Cybersecurity Awareness Promotion Month

When data is encrypted to deter hackers, it is not easy to understand the information without decrypting the data, which can only be done with the private key. The General Data Protection Regulation also requires the company to protect sensitive information such as customer data, personal data, etc. The use of human psychology to obtain sensitive information from people is called social engineering. Under this term, there are many methods used by hackers to get important information such as system passwords, bank account details, ATM PINs, etc. This is done for ransom, either directly or indirectly by selling the stolen data. Cybercriminals are becoming more sophisticated and often find new and better ways to find vulnerabilities and loopholes to exploit to gain access to credentials, data and money.

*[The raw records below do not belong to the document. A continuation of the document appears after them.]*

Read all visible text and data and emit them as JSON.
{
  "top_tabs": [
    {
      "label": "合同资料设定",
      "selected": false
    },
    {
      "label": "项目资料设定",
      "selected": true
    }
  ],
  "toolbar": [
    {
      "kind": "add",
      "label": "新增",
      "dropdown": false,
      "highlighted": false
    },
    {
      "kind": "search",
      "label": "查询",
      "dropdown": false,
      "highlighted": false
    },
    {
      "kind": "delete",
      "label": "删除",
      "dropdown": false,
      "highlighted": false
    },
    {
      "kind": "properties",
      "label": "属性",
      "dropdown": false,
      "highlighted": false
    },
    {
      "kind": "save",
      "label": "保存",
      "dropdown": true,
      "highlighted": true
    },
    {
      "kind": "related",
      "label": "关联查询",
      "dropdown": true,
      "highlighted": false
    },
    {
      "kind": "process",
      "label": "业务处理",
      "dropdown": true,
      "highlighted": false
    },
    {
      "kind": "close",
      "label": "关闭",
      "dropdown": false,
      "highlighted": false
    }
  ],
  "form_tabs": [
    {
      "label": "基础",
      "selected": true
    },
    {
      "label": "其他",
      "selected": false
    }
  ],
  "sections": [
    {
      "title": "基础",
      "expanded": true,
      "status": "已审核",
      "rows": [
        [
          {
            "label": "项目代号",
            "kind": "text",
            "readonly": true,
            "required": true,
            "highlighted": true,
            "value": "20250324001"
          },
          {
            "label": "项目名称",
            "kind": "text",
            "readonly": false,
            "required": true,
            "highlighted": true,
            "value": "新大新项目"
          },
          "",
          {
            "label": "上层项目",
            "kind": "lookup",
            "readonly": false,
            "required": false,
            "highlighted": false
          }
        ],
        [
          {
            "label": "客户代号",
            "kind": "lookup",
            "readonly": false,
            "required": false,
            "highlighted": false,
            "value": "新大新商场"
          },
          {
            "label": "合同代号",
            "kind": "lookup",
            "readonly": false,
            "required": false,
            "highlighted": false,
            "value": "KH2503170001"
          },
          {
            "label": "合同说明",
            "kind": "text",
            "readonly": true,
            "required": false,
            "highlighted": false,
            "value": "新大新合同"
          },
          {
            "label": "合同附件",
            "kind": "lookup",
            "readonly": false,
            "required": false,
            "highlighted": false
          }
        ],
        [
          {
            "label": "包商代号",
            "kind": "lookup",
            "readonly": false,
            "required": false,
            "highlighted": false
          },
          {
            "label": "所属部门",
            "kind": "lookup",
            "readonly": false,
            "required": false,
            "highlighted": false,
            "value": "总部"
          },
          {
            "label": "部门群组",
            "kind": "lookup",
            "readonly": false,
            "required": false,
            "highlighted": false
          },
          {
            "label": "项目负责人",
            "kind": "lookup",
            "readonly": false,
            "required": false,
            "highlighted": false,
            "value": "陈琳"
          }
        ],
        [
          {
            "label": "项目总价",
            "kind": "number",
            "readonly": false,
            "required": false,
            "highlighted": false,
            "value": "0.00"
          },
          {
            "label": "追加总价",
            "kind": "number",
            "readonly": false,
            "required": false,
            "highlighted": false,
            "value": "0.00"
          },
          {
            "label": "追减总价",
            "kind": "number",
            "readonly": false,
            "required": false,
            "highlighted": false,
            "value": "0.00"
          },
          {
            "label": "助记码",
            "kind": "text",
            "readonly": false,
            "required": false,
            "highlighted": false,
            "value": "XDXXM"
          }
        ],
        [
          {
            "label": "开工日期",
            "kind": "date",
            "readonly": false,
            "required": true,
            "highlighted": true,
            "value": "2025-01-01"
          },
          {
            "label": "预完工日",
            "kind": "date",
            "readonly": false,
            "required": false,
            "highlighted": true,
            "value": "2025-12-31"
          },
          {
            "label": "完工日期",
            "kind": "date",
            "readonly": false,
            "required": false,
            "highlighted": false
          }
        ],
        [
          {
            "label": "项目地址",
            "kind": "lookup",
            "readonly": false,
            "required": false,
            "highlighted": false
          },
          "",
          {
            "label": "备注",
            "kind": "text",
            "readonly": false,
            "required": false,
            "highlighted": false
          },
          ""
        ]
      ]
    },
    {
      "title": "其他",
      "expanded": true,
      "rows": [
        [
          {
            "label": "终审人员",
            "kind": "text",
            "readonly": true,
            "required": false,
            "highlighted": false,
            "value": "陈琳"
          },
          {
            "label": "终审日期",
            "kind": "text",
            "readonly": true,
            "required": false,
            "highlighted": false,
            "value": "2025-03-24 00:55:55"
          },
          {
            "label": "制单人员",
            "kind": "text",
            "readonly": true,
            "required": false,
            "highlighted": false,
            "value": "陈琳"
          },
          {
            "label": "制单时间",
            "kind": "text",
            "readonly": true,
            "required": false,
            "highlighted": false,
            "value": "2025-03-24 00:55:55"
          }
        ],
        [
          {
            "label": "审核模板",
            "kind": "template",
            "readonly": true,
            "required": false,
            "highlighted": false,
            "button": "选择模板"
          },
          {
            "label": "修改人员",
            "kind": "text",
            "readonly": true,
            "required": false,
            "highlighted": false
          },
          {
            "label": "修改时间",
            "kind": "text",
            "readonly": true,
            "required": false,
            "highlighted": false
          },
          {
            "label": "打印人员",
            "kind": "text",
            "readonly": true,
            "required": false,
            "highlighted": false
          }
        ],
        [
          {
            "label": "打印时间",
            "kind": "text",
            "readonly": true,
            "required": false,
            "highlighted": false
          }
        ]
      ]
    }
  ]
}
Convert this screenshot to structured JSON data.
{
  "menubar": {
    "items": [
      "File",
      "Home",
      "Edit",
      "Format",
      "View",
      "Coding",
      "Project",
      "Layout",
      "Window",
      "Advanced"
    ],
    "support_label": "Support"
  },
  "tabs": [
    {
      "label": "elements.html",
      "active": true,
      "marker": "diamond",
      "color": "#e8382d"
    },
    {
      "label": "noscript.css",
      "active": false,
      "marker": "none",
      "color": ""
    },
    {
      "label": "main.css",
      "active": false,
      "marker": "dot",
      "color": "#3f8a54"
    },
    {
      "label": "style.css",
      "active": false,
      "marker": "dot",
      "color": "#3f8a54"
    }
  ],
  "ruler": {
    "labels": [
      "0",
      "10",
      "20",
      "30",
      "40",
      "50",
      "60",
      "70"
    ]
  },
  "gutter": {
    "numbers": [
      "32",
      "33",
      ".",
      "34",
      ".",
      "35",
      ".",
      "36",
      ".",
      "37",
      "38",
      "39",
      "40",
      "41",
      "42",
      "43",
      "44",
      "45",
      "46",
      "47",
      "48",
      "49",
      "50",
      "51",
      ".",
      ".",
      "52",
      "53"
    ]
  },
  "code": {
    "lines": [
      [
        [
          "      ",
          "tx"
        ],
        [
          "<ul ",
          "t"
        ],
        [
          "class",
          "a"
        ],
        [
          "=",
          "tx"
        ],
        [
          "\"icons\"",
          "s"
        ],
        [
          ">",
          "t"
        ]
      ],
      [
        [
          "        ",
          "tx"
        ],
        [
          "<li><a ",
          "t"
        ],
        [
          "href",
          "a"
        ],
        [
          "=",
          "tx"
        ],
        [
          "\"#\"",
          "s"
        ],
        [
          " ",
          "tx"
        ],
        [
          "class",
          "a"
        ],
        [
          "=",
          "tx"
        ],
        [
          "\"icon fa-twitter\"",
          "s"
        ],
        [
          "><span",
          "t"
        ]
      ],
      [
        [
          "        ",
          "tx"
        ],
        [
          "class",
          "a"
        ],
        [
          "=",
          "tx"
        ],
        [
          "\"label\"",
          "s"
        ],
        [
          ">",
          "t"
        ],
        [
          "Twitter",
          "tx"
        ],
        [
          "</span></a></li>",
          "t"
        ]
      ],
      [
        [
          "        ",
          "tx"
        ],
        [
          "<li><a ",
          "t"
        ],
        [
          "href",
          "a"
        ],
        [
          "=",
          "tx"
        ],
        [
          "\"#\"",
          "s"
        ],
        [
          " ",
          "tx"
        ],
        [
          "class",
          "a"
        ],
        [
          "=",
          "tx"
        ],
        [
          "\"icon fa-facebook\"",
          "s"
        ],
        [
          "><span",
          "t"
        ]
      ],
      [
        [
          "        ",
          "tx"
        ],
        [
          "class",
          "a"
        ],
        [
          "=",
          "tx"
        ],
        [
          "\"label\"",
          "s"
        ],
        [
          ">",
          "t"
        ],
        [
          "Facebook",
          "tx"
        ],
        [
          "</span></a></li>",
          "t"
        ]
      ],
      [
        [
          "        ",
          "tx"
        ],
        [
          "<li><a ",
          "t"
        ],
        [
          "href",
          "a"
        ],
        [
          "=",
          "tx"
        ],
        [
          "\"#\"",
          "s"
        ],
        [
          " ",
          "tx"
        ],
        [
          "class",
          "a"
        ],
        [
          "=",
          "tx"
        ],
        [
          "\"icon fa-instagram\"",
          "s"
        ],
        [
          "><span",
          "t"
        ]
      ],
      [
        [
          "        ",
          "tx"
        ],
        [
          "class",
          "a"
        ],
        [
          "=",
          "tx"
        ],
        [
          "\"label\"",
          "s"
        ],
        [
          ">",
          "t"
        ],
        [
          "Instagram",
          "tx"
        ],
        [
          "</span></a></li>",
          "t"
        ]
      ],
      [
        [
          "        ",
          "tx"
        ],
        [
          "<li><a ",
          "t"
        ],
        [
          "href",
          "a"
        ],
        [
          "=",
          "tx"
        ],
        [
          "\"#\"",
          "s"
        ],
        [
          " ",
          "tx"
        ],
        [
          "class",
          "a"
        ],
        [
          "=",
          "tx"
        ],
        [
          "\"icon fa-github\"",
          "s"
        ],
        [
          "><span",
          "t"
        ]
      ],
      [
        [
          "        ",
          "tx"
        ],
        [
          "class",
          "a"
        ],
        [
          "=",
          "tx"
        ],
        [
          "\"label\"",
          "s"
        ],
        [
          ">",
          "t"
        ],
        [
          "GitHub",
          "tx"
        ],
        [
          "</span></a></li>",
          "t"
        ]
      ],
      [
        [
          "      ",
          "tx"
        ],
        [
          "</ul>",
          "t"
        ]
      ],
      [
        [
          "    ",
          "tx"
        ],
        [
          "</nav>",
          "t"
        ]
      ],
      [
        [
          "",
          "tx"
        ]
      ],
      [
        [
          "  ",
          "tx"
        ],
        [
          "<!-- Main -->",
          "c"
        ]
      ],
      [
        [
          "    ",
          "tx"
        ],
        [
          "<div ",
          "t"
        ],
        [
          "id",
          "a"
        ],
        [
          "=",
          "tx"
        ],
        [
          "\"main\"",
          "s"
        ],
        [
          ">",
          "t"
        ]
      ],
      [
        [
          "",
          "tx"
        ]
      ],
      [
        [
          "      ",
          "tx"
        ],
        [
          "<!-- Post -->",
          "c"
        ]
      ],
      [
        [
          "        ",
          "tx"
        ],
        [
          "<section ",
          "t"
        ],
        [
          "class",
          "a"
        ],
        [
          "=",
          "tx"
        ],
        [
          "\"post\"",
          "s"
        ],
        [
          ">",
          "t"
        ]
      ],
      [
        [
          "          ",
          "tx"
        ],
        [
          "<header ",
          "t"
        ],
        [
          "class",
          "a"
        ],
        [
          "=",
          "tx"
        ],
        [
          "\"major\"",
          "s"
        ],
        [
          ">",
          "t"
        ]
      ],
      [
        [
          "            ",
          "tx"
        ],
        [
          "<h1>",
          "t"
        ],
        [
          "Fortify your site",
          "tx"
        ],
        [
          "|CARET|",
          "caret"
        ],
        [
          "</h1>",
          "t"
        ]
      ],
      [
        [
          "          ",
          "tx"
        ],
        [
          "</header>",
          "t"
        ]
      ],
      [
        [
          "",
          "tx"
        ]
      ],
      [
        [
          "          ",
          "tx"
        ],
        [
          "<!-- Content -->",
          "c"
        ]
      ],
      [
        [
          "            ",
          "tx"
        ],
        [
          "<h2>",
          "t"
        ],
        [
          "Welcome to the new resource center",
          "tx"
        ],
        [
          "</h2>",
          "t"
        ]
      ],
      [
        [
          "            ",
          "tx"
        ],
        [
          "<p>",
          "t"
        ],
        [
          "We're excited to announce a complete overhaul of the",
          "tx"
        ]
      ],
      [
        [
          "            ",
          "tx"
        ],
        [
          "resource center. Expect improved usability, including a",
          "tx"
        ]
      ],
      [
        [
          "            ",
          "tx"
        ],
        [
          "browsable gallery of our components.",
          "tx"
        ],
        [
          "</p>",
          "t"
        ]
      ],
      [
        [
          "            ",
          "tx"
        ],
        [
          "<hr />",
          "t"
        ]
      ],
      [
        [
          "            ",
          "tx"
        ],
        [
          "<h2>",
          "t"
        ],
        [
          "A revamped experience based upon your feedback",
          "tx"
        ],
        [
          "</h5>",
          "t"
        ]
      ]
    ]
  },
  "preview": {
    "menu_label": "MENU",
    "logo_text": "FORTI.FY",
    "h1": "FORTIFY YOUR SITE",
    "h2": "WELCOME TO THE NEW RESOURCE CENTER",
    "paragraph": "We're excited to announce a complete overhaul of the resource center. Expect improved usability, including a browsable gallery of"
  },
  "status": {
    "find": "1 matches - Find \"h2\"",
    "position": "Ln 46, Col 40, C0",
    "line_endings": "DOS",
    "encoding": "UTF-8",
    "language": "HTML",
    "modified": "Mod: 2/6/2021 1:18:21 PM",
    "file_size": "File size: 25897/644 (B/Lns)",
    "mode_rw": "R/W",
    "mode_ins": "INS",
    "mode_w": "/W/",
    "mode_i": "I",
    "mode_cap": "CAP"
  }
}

As new threats emerge, it's important to let employees know about them as they occur; don't wait for annual refresher training to promote cybersecurity awareness. The integration of threat simulation and e-learning training received the highest score. Based on this result, the prototype will be created to evaluate and improve cybersecurity awareness. Fifty users were randomly selected to express their attitudes and opinions about the prototype after using it. The result of the acceptance test is used to improve the prototype, and the final version of the prototype is shown in Figure 2. The closed network in the office environment can easily be more secure than the open network in individual homes. However, in remote work, data is exchanged over an open network, which is a great opportunity for hackers to steal business information. This is important in global organizations where employees speak multiple languages and have different ethnic and cultural backgrounds. To meet these diverse needs, cybersecurity training content must be clear, engaging, and embedded in a cultural context that every employee can relate to. Otherwise, poorly translated text or the wrong cultural signal can reflect poorly on your organization and result in weak cybersecurity awareness. In recent years, many organizations have adopted multi-factor authentication to protect their online and offline networks. In addition to traditional passwords, other authentication methods such as one-time passwords, verification codes, etc. are also used to protect websites and networks. For example, it is widely used in bank accounts where users are asked to enter the password and OTP sent to the registered mobile number or email address. This ensures that even if a hacker learns…